◆ **Entries shown**:
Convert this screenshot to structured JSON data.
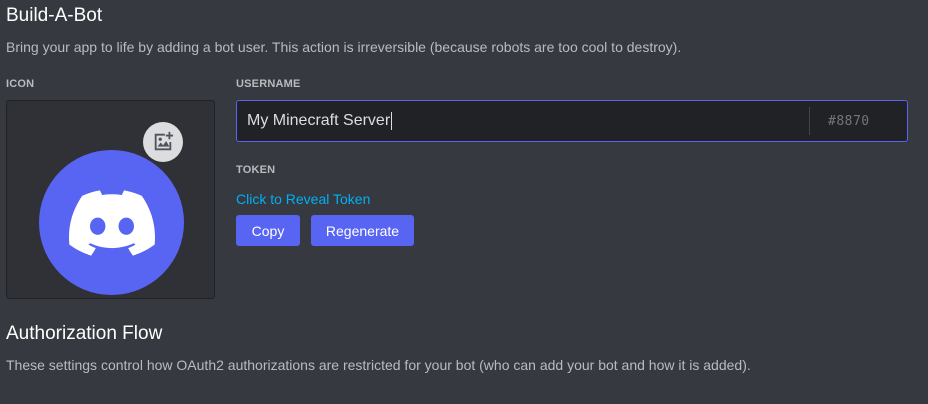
{
  "build_a_bot": {
    "title": "Build-A-Bot",
    "description": "Bring your app to life by adding a bot user. This action is irreversible (because robots are too cool to destroy).",
    "icon_label": "ICON",
    "icon_name": "discord-logo-icon",
    "upload_icon_name": "add-image-icon",
    "avatar_color": "#5865f2",
    "username_label": "USERNAME",
    "username_value": "My Minecraft Server",
    "discriminator": "#8870",
    "token_label": "TOKEN",
    "reveal_token_label": "Click to Reveal Token",
    "copy_label": "Copy",
    "regenerate_label": "Regenerate"
  },
  "authorization_flow": {
    "title": "Authorization Flow",
    "description": "These settings control how OAuth2 authorizations are restricted for your bot (who can add your bot and how it is added)."
  },
  "colors": {
    "background": "#36393f",
    "accent": "#5865f2",
    "link": "#00b0f4"
  }
}
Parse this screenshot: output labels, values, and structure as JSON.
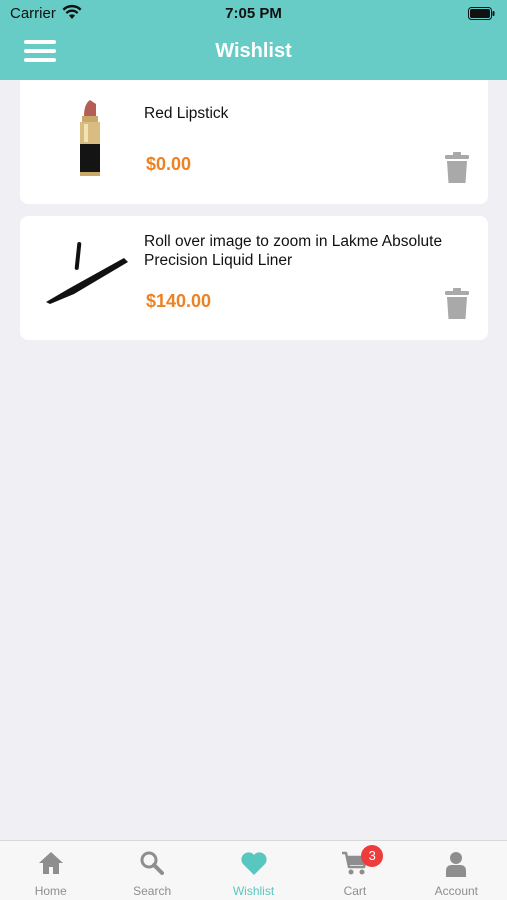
{
  "status_bar": {
    "carrier": "Carrier",
    "time": "7:05 PM"
  },
  "nav": {
    "title": "Wishlist"
  },
  "wishlist": {
    "items": [
      {
        "title": "Red Lipstick",
        "price": "$0.00",
        "image": "lipstick-image"
      },
      {
        "title": " Roll over image to zoom in Lakme Absolute Precision Liquid Liner",
        "price": "$140.00",
        "image": "eyeliner-image"
      }
    ]
  },
  "tabs": [
    {
      "label": "Home",
      "icon": "home-icon",
      "active": false
    },
    {
      "label": "Search",
      "icon": "search-icon",
      "active": false
    },
    {
      "label": "Wishlist",
      "icon": "heart-icon",
      "active": true
    },
    {
      "label": "Cart",
      "icon": "cart-icon",
      "active": false,
      "badge": "3"
    },
    {
      "label": "Account",
      "icon": "person-icon",
      "active": false
    }
  ],
  "colors": {
    "accent": "#67cbc6",
    "price": "#ef8122",
    "badge": "#ee3b3b",
    "tab_active": "#57c7c0"
  }
}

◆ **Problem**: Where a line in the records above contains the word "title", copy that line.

◆ **Task answer**:
    "title": "Build-A-Bot",
    "title": "Authorization Flow",
    "title": "Wishlist"
        "title": "Red Lipstick",
        "title": " Roll over image to zoom in Lakme Absolute Precision Liquid Liner",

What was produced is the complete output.